Bloq VP of Engineering John C. Vernaleo is eager to talk about the Ethereum community’s next major upgrade, Shanghai, which also goes by the less-elegant name “Ethereum Improvement Proposal (EIP) 4895.” At the time of publication, this upgrade anticipates an April 2023 activation.
Today, about $25 billion worth of ETH sits locked away, staked. Some of it has been hibernating since late 2020, earning a 4% return. The Shanghai upgrade will allow for this staked ETH to be withdrawn.
“Pre-Merge, being a solo validator seemed like a good idea. Now, that topic gets more complex, and this is where Bloq comes in,” Vernaleo said.
“Years ago,” he continued, “it was both economically favorable and hardware-feasible to set up a validator and stake on your own. Now that’s no longer true, and so it’s a pretty safe bet early validators are going to get out. They locked up funds using low end hardware for their Ethereum-1 client, but around The Merge requirements got a lot higher.”
The Merge, of course, was a consensus shift away from Proof of Work (PoW) and toward fully embracing Proof of Stake (PoS), combining Mainnet with Ethereum’s Beacon Chain into one. In the PoS scheme, “miners” are replaced with “validators.” This dramatic change was remarkable for… well… how decidedly un-dramatic it was.
“Boring in a Good Way”
Considering all that could’ve gone wrong in coordinating such a massive change, The Merge could go down in computer science history as a model of cooperative execution. “I stayed up until 4:00 a.m. to watch over all our nodes,” Vernaleo remembered. “The Merge was boring in a good way. That’s what we wanted.”
It does appear Ethereum devs learned that “boring” lesson from The Merge and applied it to Shanghai. No shiny new things. Just free the funds.
As for the possibility of a run on, or dump of, staked ETH as a result of Shanghai, Vernaleo points to a Shanghai scenario treatment from Galaxy researcher Christine Kim. “Something close to half of validators essentially cannot immediately cash out. There’s a line, a queue,” Vernaleo explained regarding Kim’s insights. “It really does mean there can’t be a run on it because it’s not enabled to be a fast pull out, which is also good.”
“Cashing out doesn’t mean validators are done validating,” Verneleo continued. “It might just mean they’re done with their own validator. Previously, they were stuck doing things exactly the same way, unless you wanted to hand over your private keys … which is a bad idea.”
Shanghai could accidentally incentivize moves toward managed validation, as solo validators grapple with future complexity. “It doesn’t mean they don’t want to validate.

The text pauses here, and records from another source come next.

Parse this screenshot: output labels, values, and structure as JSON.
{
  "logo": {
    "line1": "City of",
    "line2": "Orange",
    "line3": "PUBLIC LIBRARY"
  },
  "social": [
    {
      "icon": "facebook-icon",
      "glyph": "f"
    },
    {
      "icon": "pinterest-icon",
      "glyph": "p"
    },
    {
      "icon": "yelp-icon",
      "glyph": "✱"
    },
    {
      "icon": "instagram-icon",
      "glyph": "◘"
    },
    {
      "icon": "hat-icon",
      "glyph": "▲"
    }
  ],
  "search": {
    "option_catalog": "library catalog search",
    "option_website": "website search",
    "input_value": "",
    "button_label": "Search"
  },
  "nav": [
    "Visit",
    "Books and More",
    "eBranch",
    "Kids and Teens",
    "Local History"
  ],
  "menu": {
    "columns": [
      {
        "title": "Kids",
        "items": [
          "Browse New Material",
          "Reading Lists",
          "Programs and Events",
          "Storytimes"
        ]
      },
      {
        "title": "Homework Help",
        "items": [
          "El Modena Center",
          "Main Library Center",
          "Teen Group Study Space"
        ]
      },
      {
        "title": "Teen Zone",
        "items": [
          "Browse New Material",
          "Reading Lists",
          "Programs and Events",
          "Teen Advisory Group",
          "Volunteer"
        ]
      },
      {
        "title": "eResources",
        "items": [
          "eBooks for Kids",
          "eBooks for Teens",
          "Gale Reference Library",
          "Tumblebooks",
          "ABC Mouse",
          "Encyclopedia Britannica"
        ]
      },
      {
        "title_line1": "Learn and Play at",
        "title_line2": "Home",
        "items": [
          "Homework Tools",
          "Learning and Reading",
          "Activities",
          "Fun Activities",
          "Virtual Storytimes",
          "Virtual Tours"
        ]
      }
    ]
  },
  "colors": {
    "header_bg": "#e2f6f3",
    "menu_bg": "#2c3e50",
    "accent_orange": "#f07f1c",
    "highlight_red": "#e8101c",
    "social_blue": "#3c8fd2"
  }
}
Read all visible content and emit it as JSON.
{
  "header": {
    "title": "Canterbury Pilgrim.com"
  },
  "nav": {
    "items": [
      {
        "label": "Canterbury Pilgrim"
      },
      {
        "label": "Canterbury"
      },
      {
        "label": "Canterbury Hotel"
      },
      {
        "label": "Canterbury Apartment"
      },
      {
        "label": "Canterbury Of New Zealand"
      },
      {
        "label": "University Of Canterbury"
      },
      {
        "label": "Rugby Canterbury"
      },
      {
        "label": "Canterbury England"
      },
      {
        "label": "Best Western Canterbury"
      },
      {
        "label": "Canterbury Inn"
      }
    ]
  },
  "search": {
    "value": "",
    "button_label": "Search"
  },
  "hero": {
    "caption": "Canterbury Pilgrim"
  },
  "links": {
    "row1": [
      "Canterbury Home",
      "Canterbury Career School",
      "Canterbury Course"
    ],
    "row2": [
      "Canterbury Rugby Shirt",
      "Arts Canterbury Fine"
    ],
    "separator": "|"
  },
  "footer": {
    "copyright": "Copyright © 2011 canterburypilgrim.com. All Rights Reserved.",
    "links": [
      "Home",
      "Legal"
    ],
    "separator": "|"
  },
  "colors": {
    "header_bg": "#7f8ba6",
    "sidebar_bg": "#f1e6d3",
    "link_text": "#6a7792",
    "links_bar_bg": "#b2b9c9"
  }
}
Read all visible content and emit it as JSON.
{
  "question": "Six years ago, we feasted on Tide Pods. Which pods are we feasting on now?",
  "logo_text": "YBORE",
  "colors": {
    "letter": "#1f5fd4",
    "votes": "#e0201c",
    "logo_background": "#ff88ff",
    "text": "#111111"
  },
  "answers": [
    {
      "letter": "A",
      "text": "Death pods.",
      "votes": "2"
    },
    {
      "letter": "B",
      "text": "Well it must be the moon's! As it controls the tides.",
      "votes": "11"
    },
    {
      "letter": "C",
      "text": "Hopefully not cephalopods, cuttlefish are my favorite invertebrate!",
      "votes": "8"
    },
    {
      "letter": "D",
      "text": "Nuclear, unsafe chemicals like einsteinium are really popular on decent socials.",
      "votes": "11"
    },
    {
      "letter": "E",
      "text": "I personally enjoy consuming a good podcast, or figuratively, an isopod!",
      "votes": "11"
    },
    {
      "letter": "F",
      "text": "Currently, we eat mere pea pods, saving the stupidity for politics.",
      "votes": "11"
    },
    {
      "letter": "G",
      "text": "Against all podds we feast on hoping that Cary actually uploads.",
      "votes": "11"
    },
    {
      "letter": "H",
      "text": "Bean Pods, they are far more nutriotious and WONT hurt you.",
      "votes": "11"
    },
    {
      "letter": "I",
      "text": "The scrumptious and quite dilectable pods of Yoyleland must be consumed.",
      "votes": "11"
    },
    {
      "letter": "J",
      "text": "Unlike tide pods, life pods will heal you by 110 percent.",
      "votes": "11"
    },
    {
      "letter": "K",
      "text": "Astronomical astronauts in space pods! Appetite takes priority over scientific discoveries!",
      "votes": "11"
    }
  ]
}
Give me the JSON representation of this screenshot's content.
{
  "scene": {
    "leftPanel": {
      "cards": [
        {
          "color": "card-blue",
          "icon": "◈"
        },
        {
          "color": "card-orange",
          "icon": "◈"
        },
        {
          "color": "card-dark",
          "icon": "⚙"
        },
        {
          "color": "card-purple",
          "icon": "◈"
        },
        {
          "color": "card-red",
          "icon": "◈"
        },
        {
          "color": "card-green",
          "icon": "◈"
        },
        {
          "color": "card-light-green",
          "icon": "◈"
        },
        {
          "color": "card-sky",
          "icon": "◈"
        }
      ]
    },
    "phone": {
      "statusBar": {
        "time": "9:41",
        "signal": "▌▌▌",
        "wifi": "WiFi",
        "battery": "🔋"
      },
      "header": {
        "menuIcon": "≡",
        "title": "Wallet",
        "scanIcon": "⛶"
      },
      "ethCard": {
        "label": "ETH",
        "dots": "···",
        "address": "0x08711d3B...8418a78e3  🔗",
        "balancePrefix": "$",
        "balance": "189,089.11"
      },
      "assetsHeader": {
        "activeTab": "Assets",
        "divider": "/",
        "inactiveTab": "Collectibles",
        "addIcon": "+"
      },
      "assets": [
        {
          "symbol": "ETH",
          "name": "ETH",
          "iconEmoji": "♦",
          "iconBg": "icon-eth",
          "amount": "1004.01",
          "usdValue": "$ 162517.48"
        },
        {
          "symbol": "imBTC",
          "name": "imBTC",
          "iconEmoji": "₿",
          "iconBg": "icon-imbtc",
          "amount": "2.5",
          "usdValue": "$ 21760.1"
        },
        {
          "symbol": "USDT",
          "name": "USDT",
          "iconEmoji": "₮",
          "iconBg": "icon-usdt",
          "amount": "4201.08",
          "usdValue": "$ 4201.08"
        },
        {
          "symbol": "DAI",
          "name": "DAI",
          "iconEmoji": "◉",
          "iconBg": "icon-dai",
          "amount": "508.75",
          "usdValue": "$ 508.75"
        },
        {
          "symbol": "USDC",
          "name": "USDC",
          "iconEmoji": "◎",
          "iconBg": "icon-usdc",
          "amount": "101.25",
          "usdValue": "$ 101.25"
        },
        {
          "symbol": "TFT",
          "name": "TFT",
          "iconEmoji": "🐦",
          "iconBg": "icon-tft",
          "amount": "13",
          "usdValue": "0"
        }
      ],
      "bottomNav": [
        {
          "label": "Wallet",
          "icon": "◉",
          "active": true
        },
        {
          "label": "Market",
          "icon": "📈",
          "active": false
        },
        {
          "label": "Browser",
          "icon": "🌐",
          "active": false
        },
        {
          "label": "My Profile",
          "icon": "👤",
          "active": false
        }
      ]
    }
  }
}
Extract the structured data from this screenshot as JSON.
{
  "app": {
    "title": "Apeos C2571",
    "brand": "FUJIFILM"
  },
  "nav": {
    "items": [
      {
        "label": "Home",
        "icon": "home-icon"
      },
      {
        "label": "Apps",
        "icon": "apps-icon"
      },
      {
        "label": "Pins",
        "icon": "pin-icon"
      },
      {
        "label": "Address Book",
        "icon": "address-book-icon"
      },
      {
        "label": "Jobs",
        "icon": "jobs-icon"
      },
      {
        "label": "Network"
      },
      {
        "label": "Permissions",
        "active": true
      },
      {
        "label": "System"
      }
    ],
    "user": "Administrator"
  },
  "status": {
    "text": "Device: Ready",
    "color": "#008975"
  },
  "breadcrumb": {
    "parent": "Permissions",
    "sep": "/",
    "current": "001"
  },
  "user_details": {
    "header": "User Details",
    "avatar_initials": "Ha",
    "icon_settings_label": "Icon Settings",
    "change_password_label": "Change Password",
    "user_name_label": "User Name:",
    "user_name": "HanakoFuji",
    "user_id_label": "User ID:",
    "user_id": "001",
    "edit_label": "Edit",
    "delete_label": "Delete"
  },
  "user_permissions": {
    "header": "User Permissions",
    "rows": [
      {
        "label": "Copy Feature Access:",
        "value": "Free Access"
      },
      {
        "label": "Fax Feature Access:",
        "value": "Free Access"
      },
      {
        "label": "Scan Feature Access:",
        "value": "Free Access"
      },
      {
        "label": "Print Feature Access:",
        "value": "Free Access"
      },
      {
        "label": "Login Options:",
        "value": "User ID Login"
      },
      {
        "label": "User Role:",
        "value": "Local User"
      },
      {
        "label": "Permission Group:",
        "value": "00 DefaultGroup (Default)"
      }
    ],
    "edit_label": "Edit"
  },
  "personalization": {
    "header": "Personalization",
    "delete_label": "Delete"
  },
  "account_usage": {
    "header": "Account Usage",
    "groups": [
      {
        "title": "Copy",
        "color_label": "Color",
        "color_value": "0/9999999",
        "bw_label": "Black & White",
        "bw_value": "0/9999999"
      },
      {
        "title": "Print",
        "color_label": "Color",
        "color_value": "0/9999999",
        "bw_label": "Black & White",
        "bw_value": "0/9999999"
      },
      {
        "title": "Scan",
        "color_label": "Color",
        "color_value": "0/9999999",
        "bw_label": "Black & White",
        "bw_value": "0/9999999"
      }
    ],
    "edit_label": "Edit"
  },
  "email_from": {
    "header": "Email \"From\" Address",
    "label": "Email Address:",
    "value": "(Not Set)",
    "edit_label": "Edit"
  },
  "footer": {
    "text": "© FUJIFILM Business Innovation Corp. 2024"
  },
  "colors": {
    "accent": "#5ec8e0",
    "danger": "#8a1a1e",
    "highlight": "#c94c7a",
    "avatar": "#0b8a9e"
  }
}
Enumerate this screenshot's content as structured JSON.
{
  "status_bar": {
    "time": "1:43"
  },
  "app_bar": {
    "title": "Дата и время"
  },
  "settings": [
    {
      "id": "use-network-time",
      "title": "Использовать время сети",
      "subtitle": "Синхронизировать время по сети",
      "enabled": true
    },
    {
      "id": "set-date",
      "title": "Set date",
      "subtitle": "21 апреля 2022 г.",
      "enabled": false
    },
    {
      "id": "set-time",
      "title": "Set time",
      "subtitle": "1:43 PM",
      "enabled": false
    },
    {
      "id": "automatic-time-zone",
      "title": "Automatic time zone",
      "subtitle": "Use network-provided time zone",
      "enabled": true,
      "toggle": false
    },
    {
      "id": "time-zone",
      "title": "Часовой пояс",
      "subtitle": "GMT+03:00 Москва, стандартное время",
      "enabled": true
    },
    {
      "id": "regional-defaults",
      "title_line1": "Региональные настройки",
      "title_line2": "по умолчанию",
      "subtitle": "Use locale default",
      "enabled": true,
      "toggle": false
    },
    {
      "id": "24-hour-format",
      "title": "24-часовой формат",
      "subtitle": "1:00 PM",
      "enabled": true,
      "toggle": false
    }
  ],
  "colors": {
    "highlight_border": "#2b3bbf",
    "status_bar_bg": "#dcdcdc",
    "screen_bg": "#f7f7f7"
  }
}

They probably won’t want to validate by themselves. They’ll want to validate at scale. Bloq is ready for those early solo stakers who might’ve gotten more than they bargained for years later. They can now withdraw, and we are more than happy to do the staking for them. We’re ready to help and absorb any friction.”
Shanghai + DeFi
Where the Bloq DeFi team is concerned, lead strategist Zane Huffman sees Shanghai as having a powerful impact on the Vesper Finance and MetronomeDAO projects. “We have situated ourselves pretty closely around this product stack for LSD (Liquid Staking Derivatives),” Huffman stressed. “You can take your ETH staking rewards, receive LSD, and deposit it to Vesper, where you keep those rewards and get extra APY from Vesper going out and fetching additional yield.”
From there, depositing into Metronome allows users access to cheap loans on productive collateral, to lever up, and mint ETH, loop it through, multiplying that yield on the collateral side (also similar with minting USD). “If and when Shanghai passes successfully, these miscellaneous flavors of LSD should get a massive confidence boost in the market. This means more appetite for converting ETH to these assets, levering up exposure to this yield, and more DeFi yield opportunities on the assets themselves.”